Few people understand the concept of a ‘just culture’ as it refers to aviation safety reporting. Or in any other industry for that matter. Most people don’t know what it is or what it’s for.
I’m not sure why Eurocontrol should be the first agency to carry out an analysis of why this ignorance exists, and of how societies and industry could be made better informed. But the agency has produced two readable, reasonably compact documents that I would commend to anyone who cares about aviation safety - but especially to air navigation service providers (ANSP) and national aviation authorities. They are downloadable, free, too.
Their titles are rather lugubrious, but don’t let that put you off. The first is ‘Just Culture Guidance Material for Interfacing with the Judicial System’, the second ‘Just Culture Guidance Material for Interfacing with the Media’.
I quote from the introduction to the first: “Setting up a Just Culture revolves around three questions: different States have so far tried, to a greater or lesser extent, to address the problems at the heart of a Just Culture in different ways. While they may differ considerably
in outward appearance, all these efforts actually centre on the reconciliation of three key questions:
1. Who in the State, ANSP or society gets to draw the line between acceptable and unacceptable behaviour?
2. What and where should the role of domain expertise be in judging whether behaviour is acceptable or unacceptable?
3. How protected against judicial interference are safety data (either the safety data from incidents inside of ANSPs or the safety data that come from formal accident investigations)”
The documents examine these issues, and propose ways in which States that don’t have a just culture – but which recognise its potential benefits - could sow the seeds that would create a legal culture in which it might flourish. The second document deals extensively with the importance of the media in influencing the thinking of all people in society, from those in the government and the judiciary to ordinary air travellers. The industry does not do anything like enough, Eurocontrol proposes, to inform journalists about itself and its operations, so the journalistic ignorance that results in misreporting is largely laid at the industry’s own door.
Naturally, Eurocontrol is concerned particularly to see a just culture working in the ATC and air traffic management sector.
I quote again: “In any type and level of communication [with the media], the approach should be based on honesty – journalists equate transparency of information with honesty. But being perceived as transparent is difficult for ATM, as the system’s complexity has the effect of confusing those who do not understand it. Lack of comprehension can create misunderstanding, and since journalists are under intense pressure to deliver stories quickly, they often begin to construct a story before they fully understand the issues or the context. The resulting story can disappoint the ANSP, and a mutual mistrust can begin to develop.”

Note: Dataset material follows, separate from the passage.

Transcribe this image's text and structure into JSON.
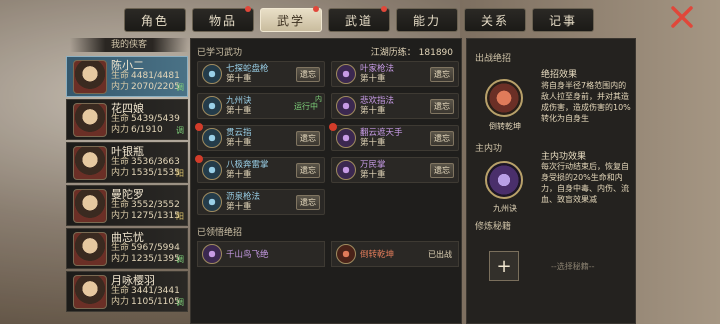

The agency then explains the options for attempting to change that state of affairs.
This is an ambitious project, but full marks to Eurocontrol for doing something while other people are just wringing their hands about it.